> _Exercise description_
Provide only the number of lines in the records where "Software" appears.

> _Dataset rows for apps and sites_
################
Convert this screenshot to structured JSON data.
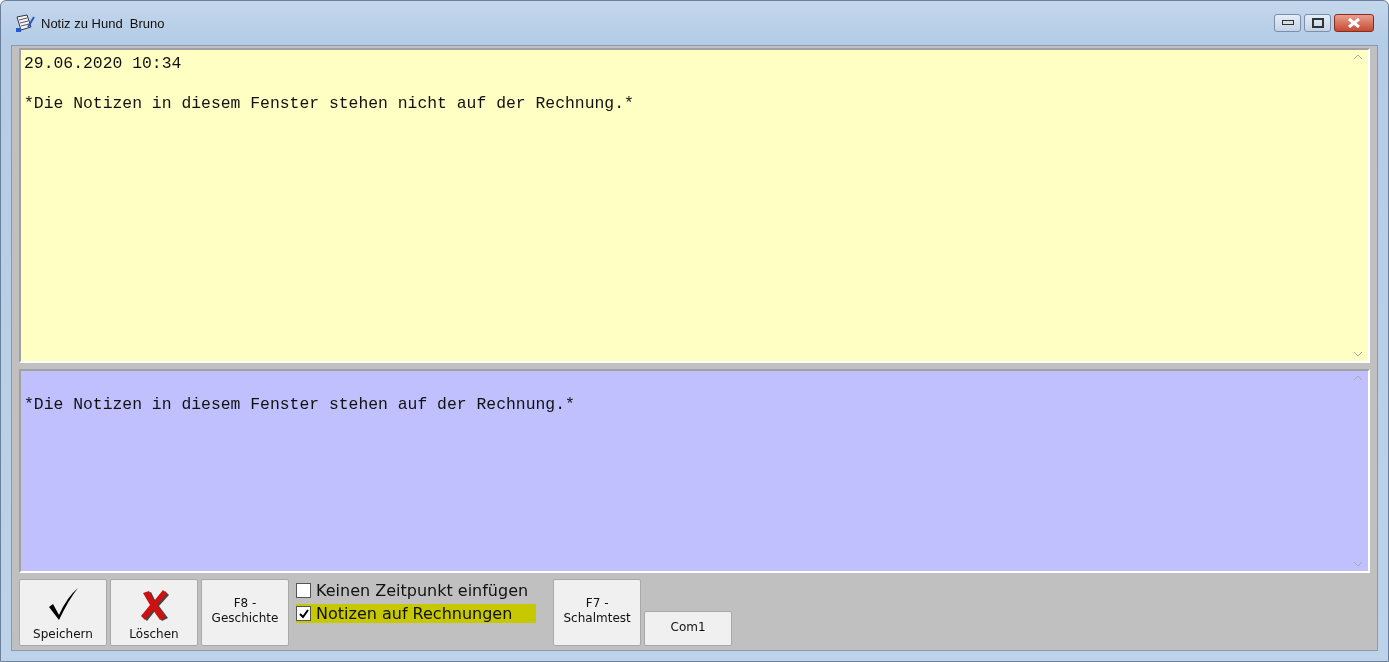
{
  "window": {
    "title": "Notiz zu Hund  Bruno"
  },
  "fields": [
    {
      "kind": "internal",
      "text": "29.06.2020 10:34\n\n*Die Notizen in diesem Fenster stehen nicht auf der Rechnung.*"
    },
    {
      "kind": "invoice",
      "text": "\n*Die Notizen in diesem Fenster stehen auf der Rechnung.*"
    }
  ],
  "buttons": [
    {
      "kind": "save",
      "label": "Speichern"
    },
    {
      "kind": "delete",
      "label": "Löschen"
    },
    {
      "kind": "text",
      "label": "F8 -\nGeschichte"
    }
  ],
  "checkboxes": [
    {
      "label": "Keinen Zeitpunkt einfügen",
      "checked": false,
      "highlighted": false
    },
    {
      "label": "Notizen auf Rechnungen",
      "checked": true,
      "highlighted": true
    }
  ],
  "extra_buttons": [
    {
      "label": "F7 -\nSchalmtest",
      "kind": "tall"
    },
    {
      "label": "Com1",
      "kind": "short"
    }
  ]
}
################
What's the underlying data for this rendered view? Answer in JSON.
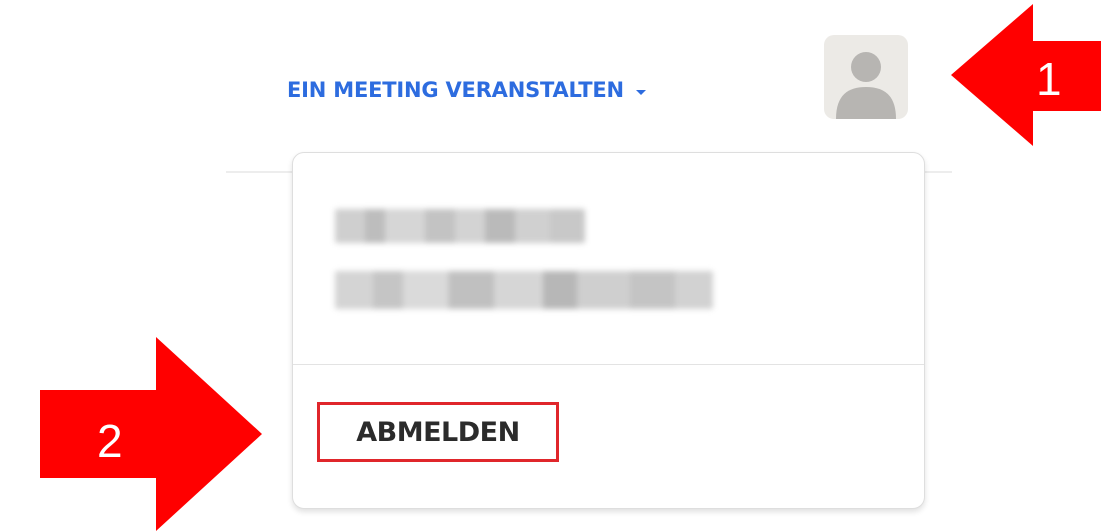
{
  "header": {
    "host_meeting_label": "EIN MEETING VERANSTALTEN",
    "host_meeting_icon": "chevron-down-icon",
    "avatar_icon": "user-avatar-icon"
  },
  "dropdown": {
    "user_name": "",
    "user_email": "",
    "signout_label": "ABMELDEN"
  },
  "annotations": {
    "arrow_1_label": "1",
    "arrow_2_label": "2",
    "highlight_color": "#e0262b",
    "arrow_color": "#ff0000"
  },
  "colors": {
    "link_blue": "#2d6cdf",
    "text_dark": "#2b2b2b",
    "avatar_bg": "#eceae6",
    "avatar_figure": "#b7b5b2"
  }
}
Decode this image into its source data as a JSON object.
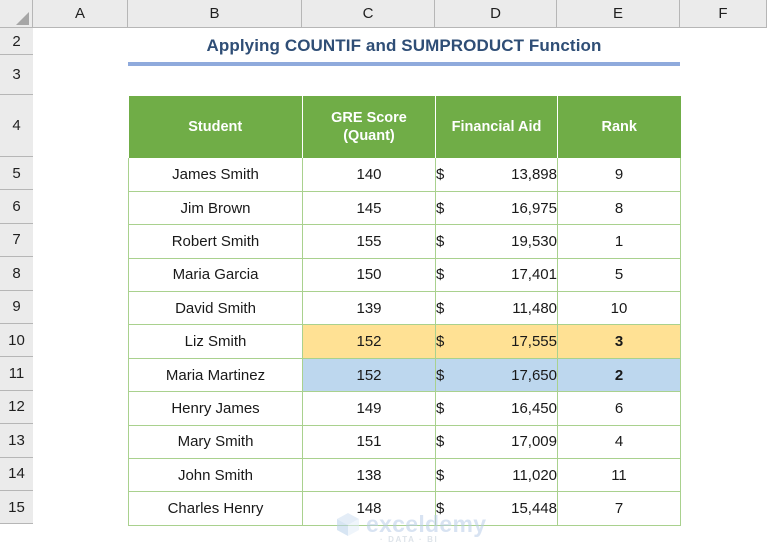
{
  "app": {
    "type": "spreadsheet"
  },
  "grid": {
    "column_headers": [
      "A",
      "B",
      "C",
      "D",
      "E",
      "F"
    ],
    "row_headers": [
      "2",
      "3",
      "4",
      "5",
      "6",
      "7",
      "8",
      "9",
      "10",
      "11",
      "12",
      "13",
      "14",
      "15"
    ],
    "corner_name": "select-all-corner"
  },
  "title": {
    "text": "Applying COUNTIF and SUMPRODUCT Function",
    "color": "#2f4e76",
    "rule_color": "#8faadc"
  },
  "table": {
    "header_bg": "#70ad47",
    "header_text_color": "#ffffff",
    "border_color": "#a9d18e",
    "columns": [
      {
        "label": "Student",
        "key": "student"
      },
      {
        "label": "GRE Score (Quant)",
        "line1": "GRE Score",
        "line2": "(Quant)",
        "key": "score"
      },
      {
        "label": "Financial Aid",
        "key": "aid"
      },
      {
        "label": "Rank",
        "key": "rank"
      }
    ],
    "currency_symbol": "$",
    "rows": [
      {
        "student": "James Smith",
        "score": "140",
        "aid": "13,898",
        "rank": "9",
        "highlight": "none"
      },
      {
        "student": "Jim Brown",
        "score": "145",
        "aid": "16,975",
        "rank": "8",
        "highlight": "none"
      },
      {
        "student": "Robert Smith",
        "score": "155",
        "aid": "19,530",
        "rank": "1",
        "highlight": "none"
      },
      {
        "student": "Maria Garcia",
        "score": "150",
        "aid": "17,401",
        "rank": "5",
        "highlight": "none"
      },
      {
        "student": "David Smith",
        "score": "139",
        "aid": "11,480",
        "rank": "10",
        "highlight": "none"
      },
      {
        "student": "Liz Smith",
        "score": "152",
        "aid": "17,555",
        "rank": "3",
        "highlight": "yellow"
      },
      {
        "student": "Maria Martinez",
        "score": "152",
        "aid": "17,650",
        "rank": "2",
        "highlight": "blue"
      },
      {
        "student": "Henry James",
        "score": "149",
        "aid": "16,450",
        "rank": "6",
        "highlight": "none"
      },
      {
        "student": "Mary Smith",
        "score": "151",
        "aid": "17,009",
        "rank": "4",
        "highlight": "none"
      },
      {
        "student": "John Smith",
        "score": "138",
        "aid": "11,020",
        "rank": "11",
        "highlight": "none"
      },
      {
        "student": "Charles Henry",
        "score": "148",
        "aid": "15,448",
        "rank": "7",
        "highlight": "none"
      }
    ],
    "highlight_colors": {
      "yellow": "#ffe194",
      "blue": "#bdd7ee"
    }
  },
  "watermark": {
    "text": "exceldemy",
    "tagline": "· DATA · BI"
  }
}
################
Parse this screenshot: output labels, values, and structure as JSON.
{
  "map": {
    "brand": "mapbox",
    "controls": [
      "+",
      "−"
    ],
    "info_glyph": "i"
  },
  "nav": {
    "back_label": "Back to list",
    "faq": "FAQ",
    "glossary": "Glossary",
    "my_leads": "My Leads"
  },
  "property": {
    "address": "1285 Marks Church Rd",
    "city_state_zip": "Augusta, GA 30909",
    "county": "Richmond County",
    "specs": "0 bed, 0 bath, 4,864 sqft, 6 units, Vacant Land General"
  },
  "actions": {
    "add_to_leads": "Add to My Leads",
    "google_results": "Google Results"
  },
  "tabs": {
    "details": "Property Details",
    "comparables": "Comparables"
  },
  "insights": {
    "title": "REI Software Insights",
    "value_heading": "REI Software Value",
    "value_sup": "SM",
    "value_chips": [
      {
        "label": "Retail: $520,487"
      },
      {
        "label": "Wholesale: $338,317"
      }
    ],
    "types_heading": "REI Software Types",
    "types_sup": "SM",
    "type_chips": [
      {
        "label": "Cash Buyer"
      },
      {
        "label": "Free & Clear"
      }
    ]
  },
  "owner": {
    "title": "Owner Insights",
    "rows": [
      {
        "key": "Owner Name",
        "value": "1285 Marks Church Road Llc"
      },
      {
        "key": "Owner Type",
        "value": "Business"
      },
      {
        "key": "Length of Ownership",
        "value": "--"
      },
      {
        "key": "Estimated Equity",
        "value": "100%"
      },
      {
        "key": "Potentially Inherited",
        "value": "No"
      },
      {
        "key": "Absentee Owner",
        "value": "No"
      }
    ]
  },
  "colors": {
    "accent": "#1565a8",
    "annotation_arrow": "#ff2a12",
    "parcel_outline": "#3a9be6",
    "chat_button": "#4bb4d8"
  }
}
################
> _Solution to this problem_
3